Antibodies diversify through two distinct pathways. The first involves combinatorial assembly of Immunoglobulin (Ig) variable region (V) exons during B cell development. The second involves V exon somatic hypermutation (SHM) and affinity-based selection in germinal centers (GCs). There are fundamental gaps in understanding how these systems collaborate to recognize, adapt, and neutralize diverse pathogenic threats. The long-term goal is to shed light onto fundamental GC B cell biology and elucidate underlying mechanisms of protective antibody development. The objective for this proposal is to elucidate mechanisms underlying GC plasticity?in particular, the extent of GC diversification, and the parameters that allow B cell GC entry and continued antibody evolution. The central hypothesis is that the GC system provides dual function with regard to antibody development.

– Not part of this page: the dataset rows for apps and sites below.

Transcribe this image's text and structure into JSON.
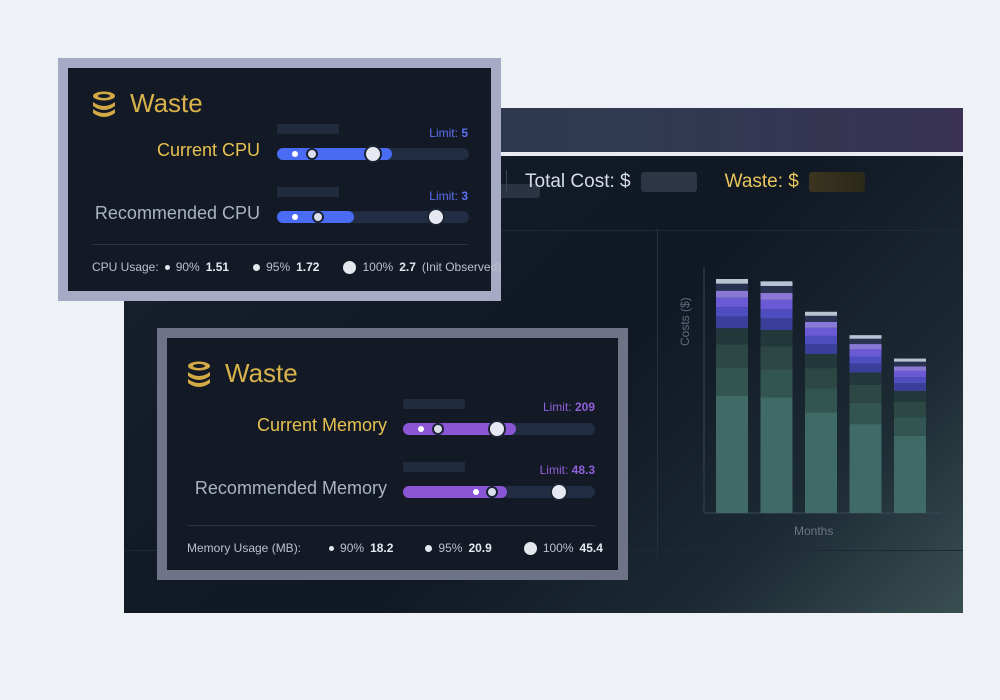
{
  "dashboard": {
    "total_cost_label": "Total Cost: $",
    "waste_label": "Waste: $"
  },
  "chart_data": {
    "type": "bar",
    "stacked": true,
    "ylabel": "Costs ($)",
    "xlabel": "Months",
    "categories": [
      "",
      "",
      "",
      "",
      ""
    ],
    "totals": [
      100,
      99,
      86,
      76,
      66
    ],
    "segment_colors": [
      "#3f6a66",
      "#335552",
      "#2c4744",
      "#23383a",
      "#3a3f9a",
      "#4e4ec0",
      "#6a5ad6",
      "#8a78d6",
      "#2a3252",
      "#b8c4d4"
    ]
  },
  "cpu_card": {
    "title": "Waste",
    "current_label": "Current CPU",
    "current_limit_prefix": "Limit: ",
    "current_limit": "5",
    "current_fill": 0.6,
    "current_knob": 0.5,
    "recommended_label": "Recommended CPU",
    "recommended_limit_prefix": "Limit: ",
    "recommended_limit": "3",
    "recommended_fill": 0.4,
    "recommended_knob": 0.83,
    "usage_label": "CPU Usage:",
    "p90_label": "90%",
    "p90_value": "1.51",
    "p95_label": "95%",
    "p95_value": "1.72",
    "p100_label": "100%",
    "p100_value": "2.7",
    "p100_suffix": "(Init Observed)",
    "accent": "#4a6cf5"
  },
  "mem_card": {
    "title": "Waste",
    "current_label": "Current Memory",
    "current_limit_prefix": "Limit: ",
    "current_limit": "209",
    "current_fill": 0.59,
    "current_knob": 0.49,
    "recommended_label": "Recommended Memory",
    "recommended_limit_prefix": "Limit: ",
    "recommended_limit": "48.3",
    "recommended_fill": 0.54,
    "recommended_knob": 0.81,
    "usage_label": "Memory Usage (MB):",
    "p90_label": "90%",
    "p90_value": "18.2",
    "p95_label": "95%",
    "p95_value": "20.9",
    "p100_label": "100%",
    "p100_value": "45.4",
    "accent": "#8a56d6"
  },
  "icons": {
    "coin": "coin-stack-icon"
  }
}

On one hand, the GC reaction intensifies affinities readily available from the primary repertoire. On the other hand, GC plasticity is flexible enough to allow for the recruitment of extremely low affinity/non-cognate B cell clones whose BCR is not initially of sufficient affinity to compete well in the GC, but which may have unique potential (given a few needed mutations) to recognize critical epitopes not otherwise targeted well by the primary repertoire. A deeper understanding of how these GC functions are regulated promises to reveal new insights into how to more effectively recruit low frequency/low affinity B cells with potential to become broadly neutralizing, and shepherd them toward protective efficacy. This hypothesis will be explored with two specific aims: 1) Characterize the capacity and limitations of diversity mediated by the GC SHM diversification system; and 2) Define features that regulate B cell participation in germinal centers. Under the first aim, the flexibility of affinity development and specificity potential by the GC diversification system will be examined using an extremely low BCR/antigen affinity (Ka<102 M-1), and BCR-negative model systems in the physiologic context of competitive settings. Under the second aim, modifiable factors that regulate the flexibility of SHM-mediated Ig evolution in physiologic contexts will be defined. The approach is innovative, because the applicant's recent published work and preliminary data indicate that GC-mediated diversification can provide specificities to new epitopes not otherwise present in the primary Ig repertoire within a physiologic, competitive environment of a diverse primary Ig repertoire. Innovative mouse models will be used to probe the parameters and mechanistic aspects of the roles of affinity and Ig frequency on participation in GC maturation and contribution to protective antibody responses in the context of an animal model expressing a diverse human Ig repertoire. Discovering how extremely low affinity B cell clones gain access to the GC and continue to mature in the highly competitive GC environment?often accumulating extremely high levels of SHM not yet replicated with vaccines?would be a significant contribution to fundamental B cell knowledge. Such knowledge also has the potential to inform strategies for vaccination as well as antibody bioengineering.
Antibodies are a key part of the immune system that can neutralize and eliminate pathogenic threats. The proposed research is relevant to public health because it will provide a fundamental understanding of the mechanisms underlying antibody maturation toward pathogen recognition. This is important for our grasp of how our immune system responds to infectious threats as well as to vaccination.